unconverted carbon dioxide. The product stream 4 is cooled with water 5 to make steam 6. Excess oxygen rich gas stream 9 is taken out which can be utilized or vented .

Figure 7. illustrates the total carbon dioxide conversion at different RWGS reactor temperatures for two different embodiments of the present disclosure as explained in Figure 1 and Figure 3.

Figure 8. illustrates the total carbon monoxide

production at different RWGS reactor temperatures for two different embodiments of the present disclosure as explained in Figure 1 and Figure 3.

Figure 9. illustrates an embodiment of a burner that can be used in the process according to the present

disclosure. The exemplified burner contains four coaxial channels A, B, C and D, but more channels may also be possible. Oxygen rich gas stream 3 or preheated oxygen rich gas stream 12 (i.e. gas stream 3/12) enters the reaction vessel via channel A of the burner. A portion of the gas stream comprising carbon dioxide 1 or preheated gas stream comprising carbon dioxide 10 (i.e. gas stream

1/10) advantageously enters the reaction vessel via channel B of the burner. Hydrogen rich gas stream 2 or preheated hydrogen rich gas stream 11 (i.e. gas stream

2/11) enters the reaction vessel via channel C of the burner. Another portion of the gas stream comprising carbon dioxide 1 or preheated gas stream comprising carbon dioxide 10 (i.e. gas stream 1/10) enters the reaction vessel via channel D of the burner.

Figure 10. illustrates another embodiment of a burner that can be used in the process according to the present disclosure. The burner contains five coaxial channels A, B, C, D and E. Oxygen rich gas stream 3 or preheated oxygen rich gas stream 12 (i.e. gas stream 3/12) enters the reaction vessel via channels A and B of the burner. A portion of the gas stream comprising carbon dioxide 1 or preheated gas stream comprising carbon dioxide 10 (i.e. gas stream 1/10) advantageously enters the reaction vessel via channel C of the burner. Hydrogen rich gas stream 2 or preheated hydrogen rich gas stream 11 (i.e. gas stream 2/11) enters the reaction vessel via channel D of the burner. Another portion of the gas stream

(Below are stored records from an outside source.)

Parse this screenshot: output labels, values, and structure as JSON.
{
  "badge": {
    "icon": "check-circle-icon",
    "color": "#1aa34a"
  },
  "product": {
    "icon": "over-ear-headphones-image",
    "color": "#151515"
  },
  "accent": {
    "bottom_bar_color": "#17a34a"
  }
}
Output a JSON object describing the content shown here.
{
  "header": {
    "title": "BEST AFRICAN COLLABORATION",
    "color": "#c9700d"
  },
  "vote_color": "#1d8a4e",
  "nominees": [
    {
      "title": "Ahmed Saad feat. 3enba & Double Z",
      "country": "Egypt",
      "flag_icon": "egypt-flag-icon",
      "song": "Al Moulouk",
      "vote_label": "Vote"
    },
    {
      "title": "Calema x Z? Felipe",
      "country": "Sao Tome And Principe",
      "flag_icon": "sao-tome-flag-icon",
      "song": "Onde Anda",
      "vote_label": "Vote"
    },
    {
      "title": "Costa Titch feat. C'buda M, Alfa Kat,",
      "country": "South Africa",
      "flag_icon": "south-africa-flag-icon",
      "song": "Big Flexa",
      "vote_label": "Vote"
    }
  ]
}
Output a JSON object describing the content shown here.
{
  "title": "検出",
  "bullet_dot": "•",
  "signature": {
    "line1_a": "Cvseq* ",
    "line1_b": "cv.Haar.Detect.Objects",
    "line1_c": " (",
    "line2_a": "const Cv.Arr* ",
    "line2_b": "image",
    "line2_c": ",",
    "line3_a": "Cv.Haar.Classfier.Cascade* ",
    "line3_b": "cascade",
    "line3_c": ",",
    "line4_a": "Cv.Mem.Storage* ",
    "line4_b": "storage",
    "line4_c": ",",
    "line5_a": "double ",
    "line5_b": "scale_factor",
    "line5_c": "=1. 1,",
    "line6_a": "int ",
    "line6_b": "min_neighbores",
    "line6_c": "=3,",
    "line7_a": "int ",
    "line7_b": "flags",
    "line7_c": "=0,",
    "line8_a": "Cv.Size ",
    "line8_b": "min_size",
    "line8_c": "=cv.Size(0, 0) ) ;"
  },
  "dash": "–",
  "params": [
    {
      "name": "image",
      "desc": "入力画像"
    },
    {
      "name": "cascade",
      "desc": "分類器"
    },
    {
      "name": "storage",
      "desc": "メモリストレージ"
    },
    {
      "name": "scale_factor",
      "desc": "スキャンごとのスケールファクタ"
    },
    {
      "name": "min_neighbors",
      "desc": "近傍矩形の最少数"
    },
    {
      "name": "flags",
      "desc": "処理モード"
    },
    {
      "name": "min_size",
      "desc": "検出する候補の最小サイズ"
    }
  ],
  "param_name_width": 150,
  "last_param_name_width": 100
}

comprising carbon dioxide 1 or preheated gas stream comprising carbon dioxide 10 enters the reaction vessel via channel E of the burner.

Hereinafter the invention will be further illustrated by the following non-limiting example.

EXAMPLE 1.

The following example refers to the processes as

explained in the different embodiments of the present disclosure as described in Figure 1 and Figure 3.

Table 1 illustrates the product stream (main product is synthesis gas) compositions at the outlet of RWGS reaction vessel for different reactor temperatures for two different cases: when the feed streams are not preheated (as illustrated in Figure 1) and when they are preheated (as illustrated in Figure 3) . The feed H2 to C02 ratio is constant for all cases. The RWGS reactor temperature is controlled by adjusting the flow of oxygen to the reactor. The synthesis gas composition results were obtained by assuming that the synthesis gas at the outlet of the RWGS reactor is at steady state

thermodynamic equilibrium.

Figure 7 and Figure 8 illustrate the total carbon dioxide conversion and total carbon monoxide produced for different RWGS reactor temperatures for two different cases: when the feed streams are not preheated (as illustrated in Figure 1) and when they are preheated (as illustrated in Figure 3) .

Table 1